In Ontario, wages are not keeping up with the cost of shelter.
Mercy Osagie ended her kids' first day of school lying on her couch in tears. The 38-year-old who moved to Toronto from Nigeria 13 years ago is still waiting for a Permanent Resident Card, but that night her cheeks were wet with a different worry: back-to-school expenses had left her with only $400 for September. While many students view the back-to-school season as a chance to show off new kicks and gel pens, for some children it's a reminder of the chaos poverty creates at home. And too many are being reminded.

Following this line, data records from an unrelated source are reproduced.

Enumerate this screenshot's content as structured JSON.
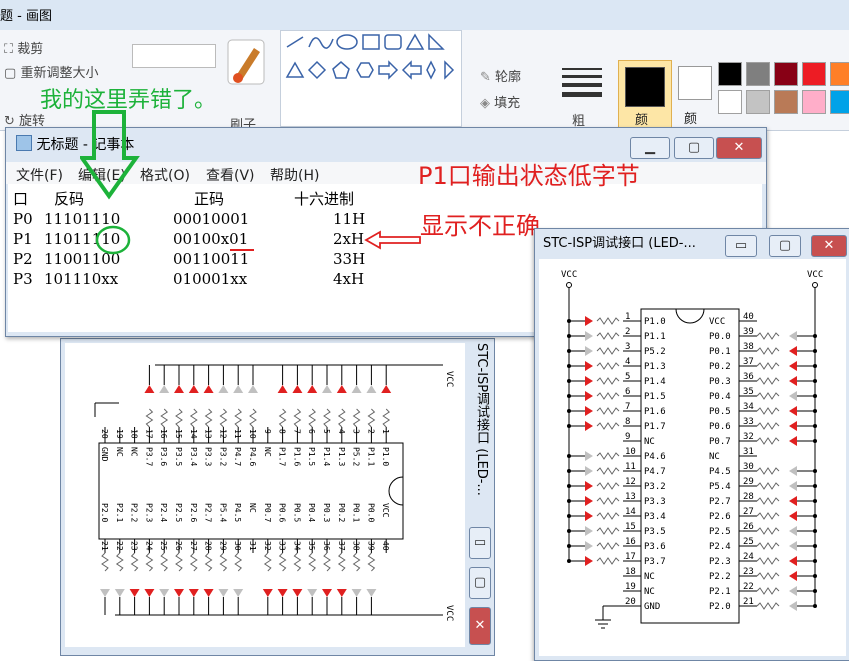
{
  "paint": {
    "title": "题 - 画图",
    "crop_label": "裁剪",
    "resize_label": "重新调整大小",
    "rotate_label": "旋转",
    "brush_label": "刷子",
    "outline_label": "轮廓",
    "fill_label": "填充",
    "size_label": "粗",
    "color1_label": "颜",
    "color2_label": "颜",
    "colors": [
      "#000000",
      "#7f7f7f",
      "#880015",
      "#ed1c24",
      "#ff7f27",
      "#ffffff",
      "#c3c3c3",
      "#b97a57",
      "#ffaec9",
      "#00a2e8"
    ]
  },
  "annotations": {
    "green_note": "我的这里弄错了。",
    "red_note_line1": "P1口输出状态低字节",
    "red_note_line2": "显示不正确"
  },
  "notepad": {
    "title": "无标题 - 记事本",
    "menu": [
      "文件(F)",
      "编辑(E)",
      "格式(O)",
      "查看(V)",
      "帮助(H)"
    ],
    "header": {
      "port": "口",
      "inverse": "反码",
      "normal": "正码",
      "hex": "十六进制"
    },
    "rows": [
      {
        "port": "P0",
        "inverse": "11101110",
        "normal": "00010001",
        "hex": "11H"
      },
      {
        "port": "P1",
        "inverse": "11011110",
        "normal": "00100x01",
        "hex": "2xH"
      },
      {
        "port": "P2",
        "inverse": "11001100",
        "normal": "00110011",
        "hex": "33H"
      },
      {
        "port": "P3",
        "inverse": "101110xx",
        "normal": "010001xx",
        "hex": "4xH"
      }
    ]
  },
  "bottom_window": {
    "title": "STC-ISP调试接口 (LED-...",
    "vcc": "VCC",
    "top_pins": [
      "20",
      "19",
      "18",
      "17",
      "16",
      "15",
      "14",
      "13",
      "12",
      "11",
      "10",
      "9",
      "8",
      "7",
      "6",
      "5",
      "4",
      "3",
      "2",
      "1"
    ],
    "top_labels": [
      "GND",
      "NC",
      "NC",
      "P3.7",
      "P3.6",
      "P3.5",
      "P3.4",
      "P3.3",
      "P3.2",
      "P4.7",
      "P4.6",
      "NC",
      "P1.7",
      "P1.6",
      "P1.5",
      "P1.4",
      "P1.3",
      "P5.2",
      "P1.1",
      "P1.0"
    ],
    "bottom_pins": [
      "21",
      "22",
      "23",
      "24",
      "25",
      "26",
      "27",
      "28",
      "29",
      "30",
      "31",
      "32",
      "33",
      "34",
      "35",
      "36",
      "37",
      "38",
      "39",
      "40"
    ],
    "bottom_labels": [
      "P2.0",
      "P2.1",
      "P2.2",
      "P2.3",
      "P2.4",
      "P2.5",
      "P2.6",
      "P2.7",
      "P5.4",
      "P4.5",
      "NC",
      "P0.7",
      "P0.6",
      "P0.5",
      "P0.4",
      "P0.3",
      "P0.2",
      "P0.1",
      "P0.0",
      "VCC"
    ]
  },
  "right_window": {
    "title": "STC-ISP调试接口 (LED-...",
    "vcc_left": "VCC",
    "vcc_right": "VCC",
    "left_pins": [
      "1",
      "2",
      "3",
      "4",
      "5",
      "6",
      "7",
      "8",
      "9",
      "10",
      "11",
      "12",
      "13",
      "14",
      "15",
      "16",
      "17",
      "18",
      "19",
      "20"
    ],
    "left_labels": [
      "P1.0",
      "P1.1",
      "P5.2",
      "P1.3",
      "P1.4",
      "P1.5",
      "P1.6",
      "P1.7",
      "NC",
      "P4.6",
      "P4.7",
      "P3.2",
      "P3.3",
      "P3.4",
      "P3.5",
      "P3.6",
      "P3.7",
      "NC",
      "NC",
      "GND"
    ],
    "right_pins": [
      "40",
      "39",
      "38",
      "37",
      "36",
      "35",
      "34",
      "33",
      "32",
      "31",
      "30",
      "29",
      "28",
      "27",
      "26",
      "25",
      "24",
      "23",
      "22",
      "21"
    ],
    "right_labels": [
      "VCC",
      "P0.0",
      "P0.1",
      "P0.2",
      "P0.3",
      "P0.4",
      "P0.5",
      "P0.6",
      "P0.7",
      "NC",
      "P4.5",
      "P5.4",
      "P2.7",
      "P2.6",
      "P2.5",
      "P2.4",
      "P2.3",
      "P2.2",
      "P2.1",
      "P2.0"
    ],
    "left_leds_on": [
      true,
      false,
      false,
      true,
      true,
      true,
      true,
      true,
      false,
      false,
      false,
      true,
      true,
      true,
      false,
      false,
      true
    ],
    "right_leds_on": [
      false,
      true,
      true,
      true,
      false,
      true,
      true,
      true,
      false,
      false,
      false,
      true,
      true,
      false,
      false,
      true,
      true,
      false,
      false
    ]
  },
  "bottom_leds_on_top": [
    false,
    false,
    true,
    false,
    true,
    true,
    true,
    false,
    false,
    false,
    false,
    true,
    true,
    true,
    false,
    true,
    false,
    false,
    true
  ],
  "bottom_leds_on_bottom": [
    false,
    false,
    true,
    true,
    false,
    true,
    true,
    true,
    false,
    false,
    false,
    true,
    true,
    true,
    false,
    true,
    true,
    false,
    false
  ]
}
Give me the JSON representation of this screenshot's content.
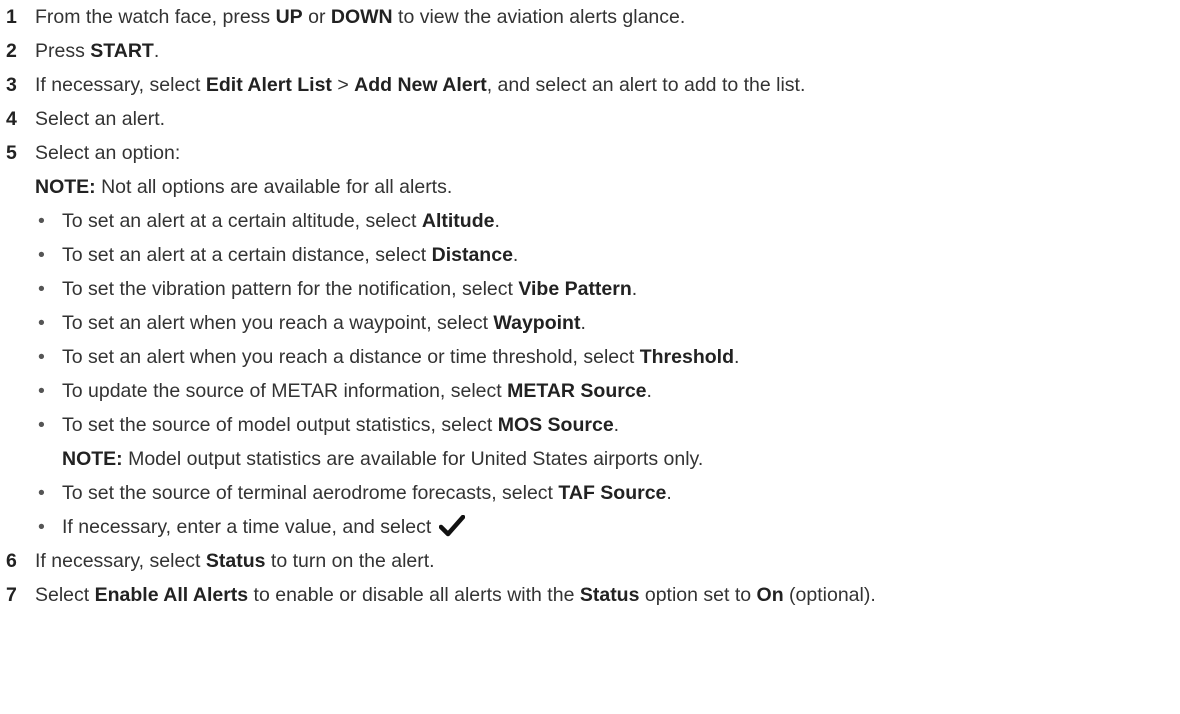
{
  "steps": [
    {
      "num": "1",
      "p1": "From the watch face, press ",
      "b1": "UP",
      "p2": " or ",
      "b2": "DOWN",
      "p3": " to view the aviation alerts glance."
    },
    {
      "num": "2",
      "p1": "Press ",
      "b1": "START",
      "p2": "."
    },
    {
      "num": "3",
      "p1": "If necessary, select ",
      "b1": "Edit Alert List",
      "p2": " > ",
      "b2": "Add New Alert",
      "p3": ", and select an alert to add to the list."
    },
    {
      "num": "4",
      "p1": "Select an alert."
    },
    {
      "num": "5",
      "p1": "Select an option:"
    },
    {
      "num": "6",
      "p1": "If necessary, select ",
      "b1": "Status",
      "p2": " to turn on the alert."
    },
    {
      "num": "7",
      "p1": "Select ",
      "b1": "Enable All Alerts",
      "p2": " to enable or disable all alerts with the ",
      "b2": "Status",
      "p3": " option set to ",
      "b3": "On",
      "p4": " (optional)."
    }
  ],
  "note1": {
    "label": "NOTE:",
    "text": " Not all options are available for all alerts."
  },
  "bullet_char": "•",
  "bullets": [
    {
      "p1": "To set an alert at a certain altitude, select ",
      "b1": "Altitude",
      "p2": "."
    },
    {
      "p1": "To set an alert at a certain distance, select ",
      "b1": "Distance",
      "p2": "."
    },
    {
      "p1": "To set the vibration pattern for the notification, select ",
      "b1": "Vibe Pattern",
      "p2": "."
    },
    {
      "p1": "To set an alert when you reach a waypoint, select ",
      "b1": "Waypoint",
      "p2": "."
    },
    {
      "p1": "To set an alert when you reach a distance or time threshold, select ",
      "b1": "Threshold",
      "p2": "."
    },
    {
      "p1": "To update the source of METAR information, select ",
      "b1": "METAR Source",
      "p2": "."
    },
    {
      "p1": "To set the source of model output statistics, select ",
      "b1": "MOS Source",
      "p2": "."
    },
    {
      "p1": "To set the source of terminal aerodrome forecasts, select ",
      "b1": "TAF Source",
      "p2": "."
    },
    {
      "p1": "If necessary, enter a time value, and select "
    }
  ],
  "note2": {
    "label": "NOTE:",
    "text": " Model output statistics are available for United States airports only."
  },
  "icons": {
    "check": "checkmark-icon"
  }
}
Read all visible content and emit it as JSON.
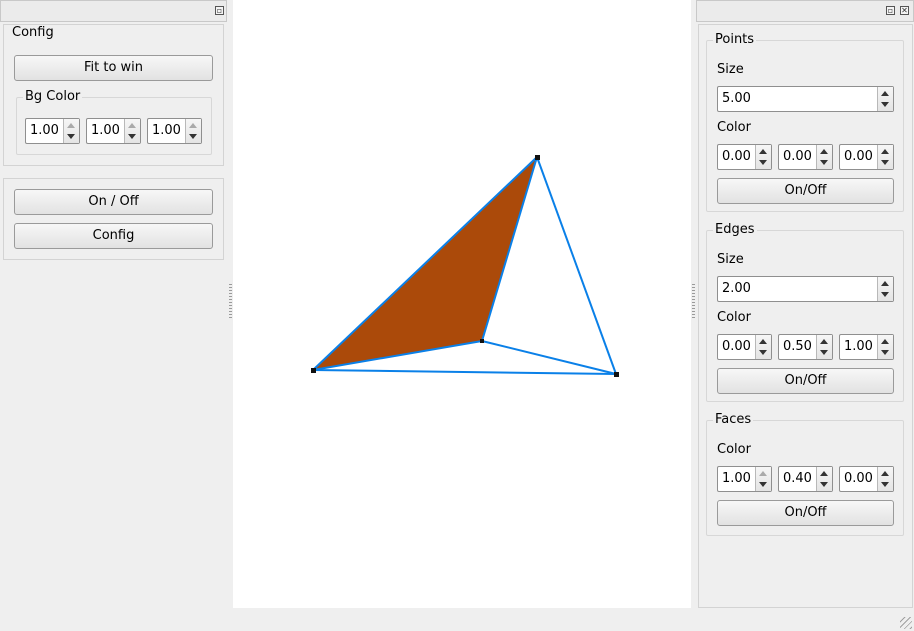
{
  "left_dock": {
    "config_group": {
      "title": "Config",
      "fit_button": "Fit to win",
      "bg_color": {
        "title": "Bg Color",
        "values": [
          "1.00",
          "1.00",
          "1.00"
        ]
      }
    },
    "on_off_button": "On / Off",
    "config_button": "Config"
  },
  "right_dock": {
    "points": {
      "title": "Points",
      "size_label": "Size",
      "size": "5.00",
      "color_label": "Color",
      "color": [
        "0.00",
        "0.00",
        "0.00"
      ],
      "toggle": "On/Off"
    },
    "edges": {
      "title": "Edges",
      "size_label": "Size",
      "size": "2.00",
      "color_label": "Color",
      "color": [
        "0.00",
        "0.50",
        "1.00"
      ],
      "toggle": "On/Off"
    },
    "faces": {
      "title": "Faces",
      "color_label": "Color",
      "color": [
        "1.00",
        "0.40",
        "0.00"
      ],
      "toggle": "On/Off"
    }
  },
  "viewport": {
    "background": "#ffffff",
    "face_color": "#ab4a0a",
    "edge_color": "#0080ff",
    "point_color": "#000000"
  }
}
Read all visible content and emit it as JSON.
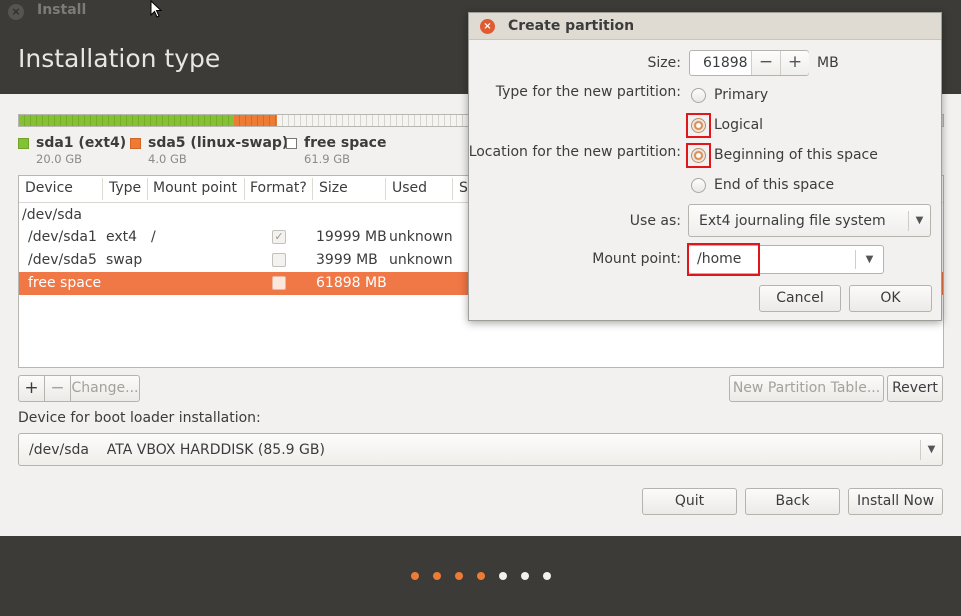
{
  "window": {
    "title": "Install",
    "close_glyph": "×"
  },
  "page_title": "Installation type",
  "partition_bar": [
    {
      "name": "sda1 (ext4)",
      "size": "20.0 GB",
      "color": "#86c034",
      "fraction": 0.2328
    },
    {
      "name": "sda5 (linux-swap)",
      "size": "4.0 GB",
      "color": "#ee7b34",
      "fraction": 0.0466
    },
    {
      "name": "free space",
      "size": "61.9 GB",
      "color": "#ffffff",
      "fraction": 0.7206
    }
  ],
  "table": {
    "headers": [
      "Device",
      "Type",
      "Mount point",
      "Format?",
      "Size",
      "Used",
      "S"
    ],
    "rows": [
      {
        "device": "/dev/sda",
        "type": "",
        "mount": "",
        "format": null,
        "size": "",
        "used": "",
        "selected": false
      },
      {
        "device": "/dev/sda1",
        "type": "ext4",
        "mount": "/",
        "format": true,
        "size": "19999 MB",
        "used": "unknown",
        "selected": false
      },
      {
        "device": "/dev/sda5",
        "type": "swap",
        "mount": "",
        "format": false,
        "size": "3999 MB",
        "used": "unknown",
        "selected": false
      },
      {
        "device": "free space",
        "type": "",
        "mount": "",
        "format": false,
        "size": "61898 MB",
        "used": "",
        "selected": true
      }
    ]
  },
  "table_buttons": {
    "add": "+",
    "remove": "−",
    "change": "Change...",
    "new_table": "New Partition Table...",
    "revert": "Revert"
  },
  "boot_loader": {
    "label": "Device for boot loader installation:",
    "device": "/dev/sda",
    "description": "ATA VBOX HARDDISK (85.9 GB)"
  },
  "nav_buttons": {
    "quit": "Quit",
    "back": "Back",
    "install": "Install Now"
  },
  "progress_dots": [
    {
      "color": "#ee7b34"
    },
    {
      "color": "#ee7b34"
    },
    {
      "color": "#ee7b34"
    },
    {
      "color": "#ee7b34"
    },
    {
      "color": "#f2f1f0"
    },
    {
      "color": "#f2f1f0"
    },
    {
      "color": "#f2f1f0"
    }
  ],
  "dialog": {
    "title": "Create partition",
    "close_glyph": "×",
    "size_label": "Size:",
    "size_value": "61898",
    "size_unit": "MB",
    "minus": "−",
    "plus": "+",
    "type_label": "Type for the new partition:",
    "type_options": [
      "Primary",
      "Logical"
    ],
    "type_selected": "Logical",
    "location_label": "Location for the new partition:",
    "location_options": [
      "Beginning of this space",
      "End of this space"
    ],
    "location_selected": "Beginning of this space",
    "use_as_label": "Use as:",
    "use_as_value": "Ext4 journaling file system",
    "mount_label": "Mount point:",
    "mount_value": "/home",
    "cancel": "Cancel",
    "ok": "OK"
  },
  "icons": {
    "dropdown": "▼"
  },
  "colors": {
    "accent": "#f07746",
    "header_bg": "#3c3b37",
    "highlight_box": "#e0161b"
  }
}
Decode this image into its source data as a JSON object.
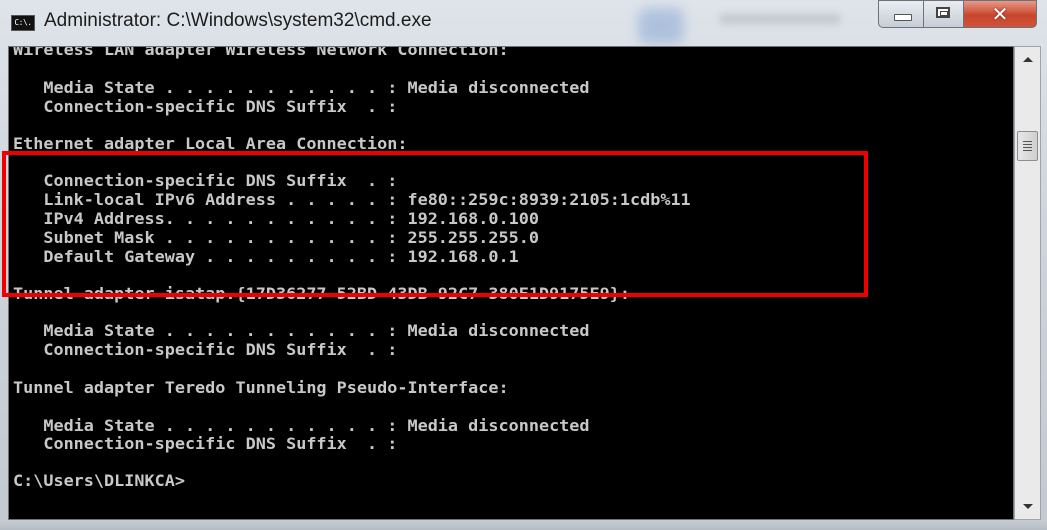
{
  "window": {
    "title": "Administrator: C:\\Windows\\system32\\cmd.exe",
    "icon": "cmd-icon",
    "icon_label": "C:\\.",
    "controls": {
      "minimize": "minimize-icon",
      "maximize": "maximize-icon",
      "close": "close-icon",
      "close_glyph": "✕"
    }
  },
  "console": {
    "lines": [
      "Wireless LAN adapter Wireless Network Connection:",
      "",
      "   Media State . . . . . . . . . . . : Media disconnected",
      "   Connection-specific DNS Suffix  . :",
      "",
      "Ethernet adapter Local Area Connection:",
      "",
      "   Connection-specific DNS Suffix  . :",
      "   Link-local IPv6 Address . . . . . : fe80::259c:8939:2105:1cdb%11",
      "   IPv4 Address. . . . . . . . . . . : 192.168.0.100",
      "   Subnet Mask . . . . . . . . . . . : 255.255.255.0",
      "   Default Gateway . . . . . . . . . : 192.168.0.1",
      "",
      "Tunnel adapter isatap.{17D36277-52BD-43DB-92C7-380E1D9175E9}:",
      "",
      "   Media State . . . . . . . . . . . : Media disconnected",
      "   Connection-specific DNS Suffix  . :",
      "",
      "Tunnel adapter Teredo Tunneling Pseudo-Interface:",
      "",
      "   Media State . . . . . . . . . . . : Media disconnected",
      "   Connection-specific DNS Suffix  . :",
      "",
      "C:\\Users\\DLINKCA>"
    ],
    "prompt": "C:\\Users\\DLINKCA>",
    "text_color": "#c8c8c8",
    "background_color": "#000000"
  },
  "annotation": {
    "highlight_color": "#ee0000",
    "highlighted_section": "Ethernet adapter Local Area Connection"
  },
  "scrollbar": {
    "up_icon": "scroll-up-arrow-icon",
    "down_icon": "scroll-down-arrow-icon"
  }
}
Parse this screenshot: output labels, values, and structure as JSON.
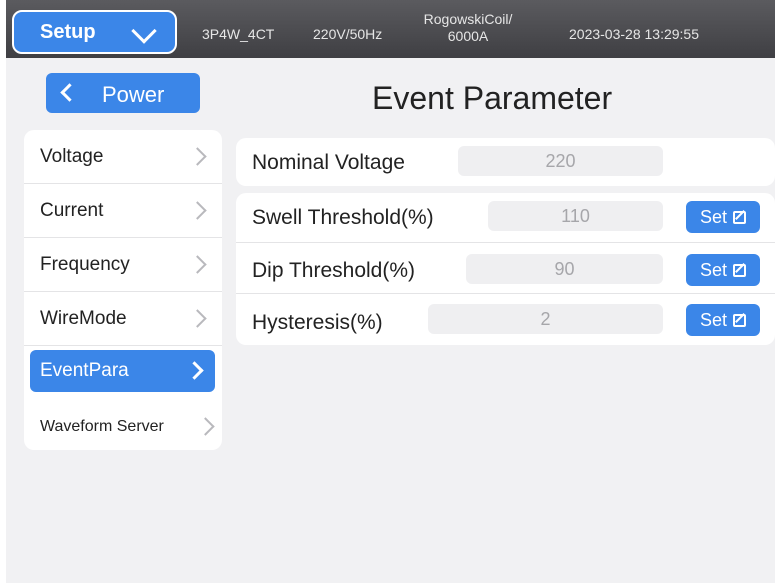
{
  "header": {
    "menu_label": "Setup",
    "wiring": "3P4W_4CT",
    "voltage_freq": "220V/50Hz",
    "sensor_line1": "RogowskiCoil/",
    "sensor_line2": "6000A",
    "datetime": "2023-03-28 13:29:55"
  },
  "sidebar": {
    "back_label": "Power",
    "items": [
      {
        "label": "Voltage",
        "active": false
      },
      {
        "label": "Current",
        "active": false
      },
      {
        "label": "Frequency",
        "active": false
      },
      {
        "label": "WireMode",
        "active": false
      },
      {
        "label": "EventPara",
        "active": true
      },
      {
        "label": "Waveform Server",
        "active": false
      }
    ]
  },
  "main": {
    "title": "Event Parameter",
    "nominal": {
      "label": "Nominal Voltage",
      "value": "220"
    },
    "params": [
      {
        "label": "Swell Threshold(%)",
        "value": "110",
        "button": "Set"
      },
      {
        "label": "Dip Threshold(%)",
        "value": "90",
        "button": "Set"
      },
      {
        "label": "Hysteresis(%)",
        "value": "2",
        "button": "Set"
      }
    ]
  },
  "colors": {
    "accent": "#3b86e8",
    "topbar": "#4a4a4e",
    "background": "#f1f1f3"
  },
  "icons": {
    "menu_toggle": "chevron-down-icon",
    "back": "chevron-left-icon",
    "nav": "chevron-right-icon",
    "edit": "edit-icon"
  }
}
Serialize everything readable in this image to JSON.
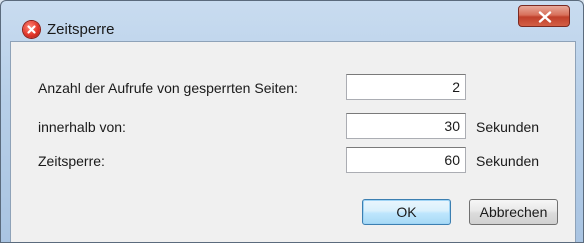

A report released today by the Ontario Common Front states that Ontario is dead last in terms of growing poverty rates, rising inequality and spending on public services. It's the Fed's plan to invest $0 by 2016 in the federal affordable housing initiative, and cut other funds by 52 per cent. With all of the knowledge on the human and financial costs of poverty versus government savings, it is clear that action is necessary for greater prosperity for all in Canada.